• **Task item**:
Determine how many lines in the following listing include "values". Respond with that number only.

• **Supplied data**:
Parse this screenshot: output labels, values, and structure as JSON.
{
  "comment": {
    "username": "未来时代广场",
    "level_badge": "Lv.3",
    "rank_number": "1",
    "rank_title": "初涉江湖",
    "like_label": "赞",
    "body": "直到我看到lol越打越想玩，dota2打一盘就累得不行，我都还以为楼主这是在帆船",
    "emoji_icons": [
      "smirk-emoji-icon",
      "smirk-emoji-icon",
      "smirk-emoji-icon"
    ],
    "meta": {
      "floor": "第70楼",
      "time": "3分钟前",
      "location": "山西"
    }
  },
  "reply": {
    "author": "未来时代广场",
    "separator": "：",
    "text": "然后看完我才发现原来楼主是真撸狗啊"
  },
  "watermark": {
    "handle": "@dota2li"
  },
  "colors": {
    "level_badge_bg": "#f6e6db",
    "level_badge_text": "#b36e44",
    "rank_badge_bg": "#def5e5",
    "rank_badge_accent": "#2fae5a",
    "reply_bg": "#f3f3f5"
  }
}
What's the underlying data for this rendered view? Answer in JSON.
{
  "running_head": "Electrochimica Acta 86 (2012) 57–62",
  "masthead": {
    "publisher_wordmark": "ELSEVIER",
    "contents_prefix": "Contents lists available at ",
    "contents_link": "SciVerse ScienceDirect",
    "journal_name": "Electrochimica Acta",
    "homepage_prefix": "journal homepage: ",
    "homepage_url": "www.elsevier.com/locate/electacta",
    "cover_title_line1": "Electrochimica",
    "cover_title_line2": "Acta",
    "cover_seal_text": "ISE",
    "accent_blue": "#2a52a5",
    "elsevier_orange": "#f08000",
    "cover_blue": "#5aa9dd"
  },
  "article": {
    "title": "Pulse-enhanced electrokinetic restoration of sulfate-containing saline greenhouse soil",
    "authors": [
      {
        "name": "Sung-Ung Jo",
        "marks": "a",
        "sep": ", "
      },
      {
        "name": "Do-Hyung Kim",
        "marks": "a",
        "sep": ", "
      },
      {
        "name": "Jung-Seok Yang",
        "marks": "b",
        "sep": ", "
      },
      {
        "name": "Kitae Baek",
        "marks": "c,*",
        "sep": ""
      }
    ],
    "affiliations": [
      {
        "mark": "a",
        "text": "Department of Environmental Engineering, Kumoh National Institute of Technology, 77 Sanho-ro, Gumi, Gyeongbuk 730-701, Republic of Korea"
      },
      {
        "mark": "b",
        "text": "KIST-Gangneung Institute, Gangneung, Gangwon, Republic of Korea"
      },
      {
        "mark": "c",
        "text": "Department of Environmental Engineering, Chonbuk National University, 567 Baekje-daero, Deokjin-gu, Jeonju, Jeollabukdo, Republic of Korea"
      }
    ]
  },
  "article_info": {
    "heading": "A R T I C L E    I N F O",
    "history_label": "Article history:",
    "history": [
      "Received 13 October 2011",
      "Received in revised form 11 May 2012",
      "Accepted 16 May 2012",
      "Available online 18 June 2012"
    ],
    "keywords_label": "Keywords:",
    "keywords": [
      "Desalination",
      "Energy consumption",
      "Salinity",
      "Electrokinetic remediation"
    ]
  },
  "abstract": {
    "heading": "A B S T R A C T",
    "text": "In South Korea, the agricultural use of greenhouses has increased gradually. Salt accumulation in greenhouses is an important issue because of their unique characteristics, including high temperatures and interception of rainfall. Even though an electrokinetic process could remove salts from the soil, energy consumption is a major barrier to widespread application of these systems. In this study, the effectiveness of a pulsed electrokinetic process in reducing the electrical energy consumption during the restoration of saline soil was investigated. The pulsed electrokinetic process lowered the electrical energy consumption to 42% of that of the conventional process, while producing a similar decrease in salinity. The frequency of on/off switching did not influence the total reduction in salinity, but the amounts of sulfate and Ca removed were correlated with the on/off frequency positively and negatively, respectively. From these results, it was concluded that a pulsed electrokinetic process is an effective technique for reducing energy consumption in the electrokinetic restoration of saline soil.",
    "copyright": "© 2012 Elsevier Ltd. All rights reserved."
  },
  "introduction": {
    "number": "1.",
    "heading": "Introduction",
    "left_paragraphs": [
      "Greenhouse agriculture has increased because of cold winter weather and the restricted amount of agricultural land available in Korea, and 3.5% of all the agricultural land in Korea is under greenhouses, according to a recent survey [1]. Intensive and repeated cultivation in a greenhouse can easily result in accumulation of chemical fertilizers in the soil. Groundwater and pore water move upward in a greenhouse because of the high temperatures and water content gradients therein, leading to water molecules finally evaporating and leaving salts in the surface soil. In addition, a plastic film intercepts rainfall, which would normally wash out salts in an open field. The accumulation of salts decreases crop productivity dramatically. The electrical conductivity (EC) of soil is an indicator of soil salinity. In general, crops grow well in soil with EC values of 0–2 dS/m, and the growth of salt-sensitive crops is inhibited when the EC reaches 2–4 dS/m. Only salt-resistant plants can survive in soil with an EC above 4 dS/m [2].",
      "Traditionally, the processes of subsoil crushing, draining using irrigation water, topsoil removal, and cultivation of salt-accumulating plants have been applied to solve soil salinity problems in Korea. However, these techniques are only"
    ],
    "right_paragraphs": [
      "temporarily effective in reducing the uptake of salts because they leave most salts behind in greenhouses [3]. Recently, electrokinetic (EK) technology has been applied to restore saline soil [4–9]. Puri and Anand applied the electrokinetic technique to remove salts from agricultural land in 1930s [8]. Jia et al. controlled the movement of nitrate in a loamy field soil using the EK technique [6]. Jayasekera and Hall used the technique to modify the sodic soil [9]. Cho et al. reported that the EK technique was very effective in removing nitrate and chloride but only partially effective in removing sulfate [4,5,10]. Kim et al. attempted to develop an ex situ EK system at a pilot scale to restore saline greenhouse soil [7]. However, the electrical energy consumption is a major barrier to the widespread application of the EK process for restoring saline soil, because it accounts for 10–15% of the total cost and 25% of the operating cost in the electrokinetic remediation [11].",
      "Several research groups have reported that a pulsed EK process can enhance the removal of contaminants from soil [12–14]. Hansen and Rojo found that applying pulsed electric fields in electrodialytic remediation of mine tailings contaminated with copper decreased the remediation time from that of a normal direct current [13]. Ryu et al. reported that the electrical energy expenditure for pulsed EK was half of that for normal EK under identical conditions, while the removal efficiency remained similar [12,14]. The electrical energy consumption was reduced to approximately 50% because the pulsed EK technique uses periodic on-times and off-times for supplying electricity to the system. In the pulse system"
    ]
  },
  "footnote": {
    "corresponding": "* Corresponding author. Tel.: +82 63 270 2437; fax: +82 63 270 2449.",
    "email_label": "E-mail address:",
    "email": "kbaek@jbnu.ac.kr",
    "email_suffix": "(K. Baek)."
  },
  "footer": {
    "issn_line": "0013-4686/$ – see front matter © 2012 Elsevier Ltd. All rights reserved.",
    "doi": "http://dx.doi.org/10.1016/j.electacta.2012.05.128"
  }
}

• **Answer to this task**:
2